## DATASET RECORDS
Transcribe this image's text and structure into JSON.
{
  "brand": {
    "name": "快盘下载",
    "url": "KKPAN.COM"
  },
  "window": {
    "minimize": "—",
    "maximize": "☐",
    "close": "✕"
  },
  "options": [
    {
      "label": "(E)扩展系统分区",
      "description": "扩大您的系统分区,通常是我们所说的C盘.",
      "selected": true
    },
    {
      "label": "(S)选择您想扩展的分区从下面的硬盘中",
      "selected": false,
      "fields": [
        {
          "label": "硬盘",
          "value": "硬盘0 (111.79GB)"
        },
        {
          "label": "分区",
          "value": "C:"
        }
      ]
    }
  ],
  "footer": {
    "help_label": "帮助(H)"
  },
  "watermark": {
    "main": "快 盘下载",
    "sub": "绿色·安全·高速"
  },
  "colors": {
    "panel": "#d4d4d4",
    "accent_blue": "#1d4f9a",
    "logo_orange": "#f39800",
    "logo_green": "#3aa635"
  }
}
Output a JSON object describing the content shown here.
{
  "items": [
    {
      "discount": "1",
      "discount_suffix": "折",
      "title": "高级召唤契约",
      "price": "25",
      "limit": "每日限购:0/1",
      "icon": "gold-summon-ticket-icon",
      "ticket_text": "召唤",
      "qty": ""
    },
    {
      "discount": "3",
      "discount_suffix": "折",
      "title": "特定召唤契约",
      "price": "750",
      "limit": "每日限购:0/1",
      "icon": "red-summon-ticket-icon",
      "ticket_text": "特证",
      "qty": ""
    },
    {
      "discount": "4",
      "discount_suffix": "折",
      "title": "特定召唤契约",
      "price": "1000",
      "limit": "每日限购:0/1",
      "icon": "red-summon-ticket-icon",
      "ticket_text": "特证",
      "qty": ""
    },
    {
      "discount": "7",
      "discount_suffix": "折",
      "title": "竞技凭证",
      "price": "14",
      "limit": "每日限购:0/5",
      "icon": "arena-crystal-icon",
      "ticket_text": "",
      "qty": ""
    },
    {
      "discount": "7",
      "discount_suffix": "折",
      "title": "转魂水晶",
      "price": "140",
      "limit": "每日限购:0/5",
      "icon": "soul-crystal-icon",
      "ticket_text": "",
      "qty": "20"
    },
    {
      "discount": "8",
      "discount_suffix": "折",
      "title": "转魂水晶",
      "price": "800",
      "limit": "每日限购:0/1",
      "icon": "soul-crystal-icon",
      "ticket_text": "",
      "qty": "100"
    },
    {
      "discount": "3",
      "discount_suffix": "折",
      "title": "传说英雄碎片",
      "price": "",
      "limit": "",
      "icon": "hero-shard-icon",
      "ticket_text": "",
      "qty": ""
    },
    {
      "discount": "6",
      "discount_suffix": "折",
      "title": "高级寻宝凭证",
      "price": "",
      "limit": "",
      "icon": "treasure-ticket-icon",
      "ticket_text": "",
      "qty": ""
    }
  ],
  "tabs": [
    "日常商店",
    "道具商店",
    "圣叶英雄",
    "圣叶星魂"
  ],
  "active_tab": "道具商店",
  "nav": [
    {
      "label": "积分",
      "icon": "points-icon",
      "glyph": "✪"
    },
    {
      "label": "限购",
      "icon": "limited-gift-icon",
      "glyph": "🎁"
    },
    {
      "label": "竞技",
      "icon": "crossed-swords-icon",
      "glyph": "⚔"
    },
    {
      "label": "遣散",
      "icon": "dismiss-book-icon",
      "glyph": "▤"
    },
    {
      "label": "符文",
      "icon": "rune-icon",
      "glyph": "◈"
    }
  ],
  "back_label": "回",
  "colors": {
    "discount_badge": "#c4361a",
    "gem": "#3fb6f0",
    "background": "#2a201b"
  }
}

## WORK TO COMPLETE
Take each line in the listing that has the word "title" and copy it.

## SOLVED PROBLEM
      "title": "高级召唤契约",
      "title": "特定召唤契约",
      "title": "特定召唤契约",
      "title": "竞技凭证",
      "title": "转魂水晶",
      "title": "转魂水晶",
      "title": "传说英雄碎片",
      "title": "高级寻宝凭证",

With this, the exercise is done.